Material supplied Block Start

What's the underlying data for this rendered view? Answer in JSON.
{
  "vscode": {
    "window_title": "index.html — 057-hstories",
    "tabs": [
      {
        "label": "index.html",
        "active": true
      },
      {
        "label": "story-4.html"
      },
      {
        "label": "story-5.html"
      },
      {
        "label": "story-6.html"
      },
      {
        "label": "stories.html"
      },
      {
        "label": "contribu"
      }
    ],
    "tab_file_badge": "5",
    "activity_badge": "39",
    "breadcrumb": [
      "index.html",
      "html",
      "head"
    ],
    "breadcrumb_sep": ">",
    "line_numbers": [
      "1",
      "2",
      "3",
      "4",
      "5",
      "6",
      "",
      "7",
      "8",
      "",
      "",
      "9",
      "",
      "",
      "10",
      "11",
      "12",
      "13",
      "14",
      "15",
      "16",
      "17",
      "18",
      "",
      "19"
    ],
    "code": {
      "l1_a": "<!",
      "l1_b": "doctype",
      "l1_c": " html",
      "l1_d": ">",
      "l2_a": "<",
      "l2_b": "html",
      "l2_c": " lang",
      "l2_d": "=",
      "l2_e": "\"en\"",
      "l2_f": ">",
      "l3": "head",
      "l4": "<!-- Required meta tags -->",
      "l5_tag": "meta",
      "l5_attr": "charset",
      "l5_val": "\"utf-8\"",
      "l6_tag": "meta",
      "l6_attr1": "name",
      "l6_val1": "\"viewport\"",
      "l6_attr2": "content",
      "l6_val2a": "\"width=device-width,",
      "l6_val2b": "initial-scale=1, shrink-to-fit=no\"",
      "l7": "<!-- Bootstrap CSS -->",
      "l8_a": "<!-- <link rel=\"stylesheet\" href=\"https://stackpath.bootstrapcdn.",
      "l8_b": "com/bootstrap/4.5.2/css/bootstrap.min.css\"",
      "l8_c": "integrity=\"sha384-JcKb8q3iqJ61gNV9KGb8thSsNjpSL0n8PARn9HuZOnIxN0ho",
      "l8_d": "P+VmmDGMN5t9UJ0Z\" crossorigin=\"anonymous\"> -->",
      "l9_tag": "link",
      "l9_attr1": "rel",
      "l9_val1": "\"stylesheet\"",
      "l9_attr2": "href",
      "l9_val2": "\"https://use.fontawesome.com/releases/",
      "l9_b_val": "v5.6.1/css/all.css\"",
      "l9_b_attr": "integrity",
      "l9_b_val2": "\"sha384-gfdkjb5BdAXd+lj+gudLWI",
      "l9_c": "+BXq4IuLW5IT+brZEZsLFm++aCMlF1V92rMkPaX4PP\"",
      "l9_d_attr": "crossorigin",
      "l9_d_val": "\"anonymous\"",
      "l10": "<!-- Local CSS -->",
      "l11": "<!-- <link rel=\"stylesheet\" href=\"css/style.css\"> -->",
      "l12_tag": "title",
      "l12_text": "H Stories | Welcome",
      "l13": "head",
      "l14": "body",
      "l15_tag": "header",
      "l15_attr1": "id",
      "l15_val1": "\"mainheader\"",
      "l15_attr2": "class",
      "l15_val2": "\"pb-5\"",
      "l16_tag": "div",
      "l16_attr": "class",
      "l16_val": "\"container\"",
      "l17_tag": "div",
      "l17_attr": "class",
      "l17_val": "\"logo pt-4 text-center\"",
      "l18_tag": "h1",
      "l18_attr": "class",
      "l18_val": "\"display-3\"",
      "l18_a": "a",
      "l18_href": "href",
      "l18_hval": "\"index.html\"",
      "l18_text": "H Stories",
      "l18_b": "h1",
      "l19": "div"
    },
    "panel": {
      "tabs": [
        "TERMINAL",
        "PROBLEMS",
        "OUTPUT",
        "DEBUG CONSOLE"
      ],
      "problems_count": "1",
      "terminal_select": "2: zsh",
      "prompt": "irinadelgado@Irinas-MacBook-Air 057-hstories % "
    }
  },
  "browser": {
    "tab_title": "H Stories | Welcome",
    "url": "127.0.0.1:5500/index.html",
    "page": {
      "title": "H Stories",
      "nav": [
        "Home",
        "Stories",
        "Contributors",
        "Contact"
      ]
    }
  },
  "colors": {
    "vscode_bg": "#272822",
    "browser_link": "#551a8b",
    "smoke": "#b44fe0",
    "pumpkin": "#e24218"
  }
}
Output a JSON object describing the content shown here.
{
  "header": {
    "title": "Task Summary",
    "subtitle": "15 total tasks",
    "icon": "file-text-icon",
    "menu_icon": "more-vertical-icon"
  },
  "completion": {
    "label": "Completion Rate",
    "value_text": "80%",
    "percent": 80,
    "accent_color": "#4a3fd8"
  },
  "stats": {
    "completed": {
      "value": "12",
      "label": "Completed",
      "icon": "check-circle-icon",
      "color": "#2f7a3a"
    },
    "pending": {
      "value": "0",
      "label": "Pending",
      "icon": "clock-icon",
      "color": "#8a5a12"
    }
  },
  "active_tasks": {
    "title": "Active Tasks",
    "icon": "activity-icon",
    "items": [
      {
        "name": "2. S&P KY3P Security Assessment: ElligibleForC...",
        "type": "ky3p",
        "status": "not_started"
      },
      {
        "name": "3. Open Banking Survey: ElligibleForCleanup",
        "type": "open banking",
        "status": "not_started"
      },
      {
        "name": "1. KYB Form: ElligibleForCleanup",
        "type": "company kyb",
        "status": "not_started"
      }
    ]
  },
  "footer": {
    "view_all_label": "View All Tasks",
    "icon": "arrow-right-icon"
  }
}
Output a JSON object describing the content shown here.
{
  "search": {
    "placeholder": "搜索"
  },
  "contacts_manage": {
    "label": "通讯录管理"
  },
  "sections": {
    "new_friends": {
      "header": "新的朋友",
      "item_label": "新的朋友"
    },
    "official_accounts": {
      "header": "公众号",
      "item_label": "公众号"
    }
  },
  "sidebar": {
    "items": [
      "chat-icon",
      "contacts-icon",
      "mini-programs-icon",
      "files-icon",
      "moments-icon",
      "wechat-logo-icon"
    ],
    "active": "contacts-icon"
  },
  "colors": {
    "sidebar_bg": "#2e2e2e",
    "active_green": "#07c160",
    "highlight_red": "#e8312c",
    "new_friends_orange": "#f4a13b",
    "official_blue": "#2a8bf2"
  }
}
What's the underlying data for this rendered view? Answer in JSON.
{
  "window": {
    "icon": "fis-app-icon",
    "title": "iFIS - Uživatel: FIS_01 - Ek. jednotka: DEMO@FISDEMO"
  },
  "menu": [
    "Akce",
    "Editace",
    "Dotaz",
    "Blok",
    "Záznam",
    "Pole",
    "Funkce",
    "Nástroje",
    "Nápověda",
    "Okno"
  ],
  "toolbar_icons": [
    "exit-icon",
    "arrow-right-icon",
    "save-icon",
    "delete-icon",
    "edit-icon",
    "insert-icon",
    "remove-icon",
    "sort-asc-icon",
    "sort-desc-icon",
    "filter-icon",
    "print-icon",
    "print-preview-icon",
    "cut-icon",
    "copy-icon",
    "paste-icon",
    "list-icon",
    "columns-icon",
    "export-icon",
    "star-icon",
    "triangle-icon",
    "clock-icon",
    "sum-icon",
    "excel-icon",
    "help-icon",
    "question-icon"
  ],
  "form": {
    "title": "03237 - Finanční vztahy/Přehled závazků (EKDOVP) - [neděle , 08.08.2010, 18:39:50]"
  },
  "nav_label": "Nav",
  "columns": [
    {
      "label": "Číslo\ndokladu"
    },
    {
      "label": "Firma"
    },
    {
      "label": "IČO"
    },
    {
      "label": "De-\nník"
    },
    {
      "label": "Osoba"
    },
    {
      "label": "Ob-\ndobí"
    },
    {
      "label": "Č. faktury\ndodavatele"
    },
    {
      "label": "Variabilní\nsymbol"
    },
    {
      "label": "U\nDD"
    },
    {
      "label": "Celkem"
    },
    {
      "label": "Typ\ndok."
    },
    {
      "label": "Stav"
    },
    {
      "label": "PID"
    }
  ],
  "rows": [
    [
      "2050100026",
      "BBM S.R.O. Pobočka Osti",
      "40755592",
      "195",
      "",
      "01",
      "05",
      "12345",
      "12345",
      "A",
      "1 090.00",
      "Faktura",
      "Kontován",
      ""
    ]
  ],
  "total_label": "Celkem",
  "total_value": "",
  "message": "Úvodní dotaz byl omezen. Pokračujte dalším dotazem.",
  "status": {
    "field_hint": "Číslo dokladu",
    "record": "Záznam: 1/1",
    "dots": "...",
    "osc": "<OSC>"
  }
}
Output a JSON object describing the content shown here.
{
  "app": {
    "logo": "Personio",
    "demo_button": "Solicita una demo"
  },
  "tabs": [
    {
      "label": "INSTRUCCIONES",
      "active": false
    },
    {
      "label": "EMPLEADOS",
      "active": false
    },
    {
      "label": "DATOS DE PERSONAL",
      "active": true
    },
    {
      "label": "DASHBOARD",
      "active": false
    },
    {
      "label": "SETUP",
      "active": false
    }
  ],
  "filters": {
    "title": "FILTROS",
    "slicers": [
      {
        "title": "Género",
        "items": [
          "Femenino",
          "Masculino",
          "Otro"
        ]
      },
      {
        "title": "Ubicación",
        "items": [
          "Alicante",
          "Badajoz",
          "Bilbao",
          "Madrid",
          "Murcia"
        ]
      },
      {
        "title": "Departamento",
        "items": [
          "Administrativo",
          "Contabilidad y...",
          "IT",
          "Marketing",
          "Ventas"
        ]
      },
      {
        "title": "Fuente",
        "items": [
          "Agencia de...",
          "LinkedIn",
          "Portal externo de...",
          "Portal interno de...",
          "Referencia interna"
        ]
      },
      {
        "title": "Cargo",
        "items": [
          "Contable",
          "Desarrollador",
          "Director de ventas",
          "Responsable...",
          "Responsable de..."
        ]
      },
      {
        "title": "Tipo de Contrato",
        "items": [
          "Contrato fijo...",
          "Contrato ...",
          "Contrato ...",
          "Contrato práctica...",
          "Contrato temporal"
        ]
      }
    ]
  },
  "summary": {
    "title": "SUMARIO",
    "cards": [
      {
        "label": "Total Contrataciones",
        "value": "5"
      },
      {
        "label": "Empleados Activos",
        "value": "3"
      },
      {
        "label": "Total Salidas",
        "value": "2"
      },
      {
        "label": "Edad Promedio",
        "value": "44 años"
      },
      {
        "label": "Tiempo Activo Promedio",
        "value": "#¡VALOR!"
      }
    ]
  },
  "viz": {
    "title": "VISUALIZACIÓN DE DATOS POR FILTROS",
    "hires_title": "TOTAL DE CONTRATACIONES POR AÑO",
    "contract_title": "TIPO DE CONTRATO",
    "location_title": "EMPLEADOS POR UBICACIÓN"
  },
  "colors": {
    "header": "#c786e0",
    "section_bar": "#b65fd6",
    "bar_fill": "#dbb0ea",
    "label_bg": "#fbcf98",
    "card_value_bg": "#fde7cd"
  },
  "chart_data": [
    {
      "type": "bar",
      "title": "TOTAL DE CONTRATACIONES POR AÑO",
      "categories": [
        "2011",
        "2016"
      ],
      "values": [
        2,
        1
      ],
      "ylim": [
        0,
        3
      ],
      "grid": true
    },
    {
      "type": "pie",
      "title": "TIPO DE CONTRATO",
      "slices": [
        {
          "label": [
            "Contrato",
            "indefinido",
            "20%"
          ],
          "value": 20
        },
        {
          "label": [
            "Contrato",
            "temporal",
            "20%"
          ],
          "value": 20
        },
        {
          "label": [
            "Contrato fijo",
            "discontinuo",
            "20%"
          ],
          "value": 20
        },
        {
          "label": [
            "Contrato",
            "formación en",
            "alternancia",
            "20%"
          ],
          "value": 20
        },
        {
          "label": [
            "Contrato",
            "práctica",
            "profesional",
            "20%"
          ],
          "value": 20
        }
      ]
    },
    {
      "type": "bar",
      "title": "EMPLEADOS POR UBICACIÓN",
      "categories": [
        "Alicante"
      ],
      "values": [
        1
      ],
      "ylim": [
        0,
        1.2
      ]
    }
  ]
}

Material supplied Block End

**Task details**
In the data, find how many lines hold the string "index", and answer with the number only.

**Task result**
5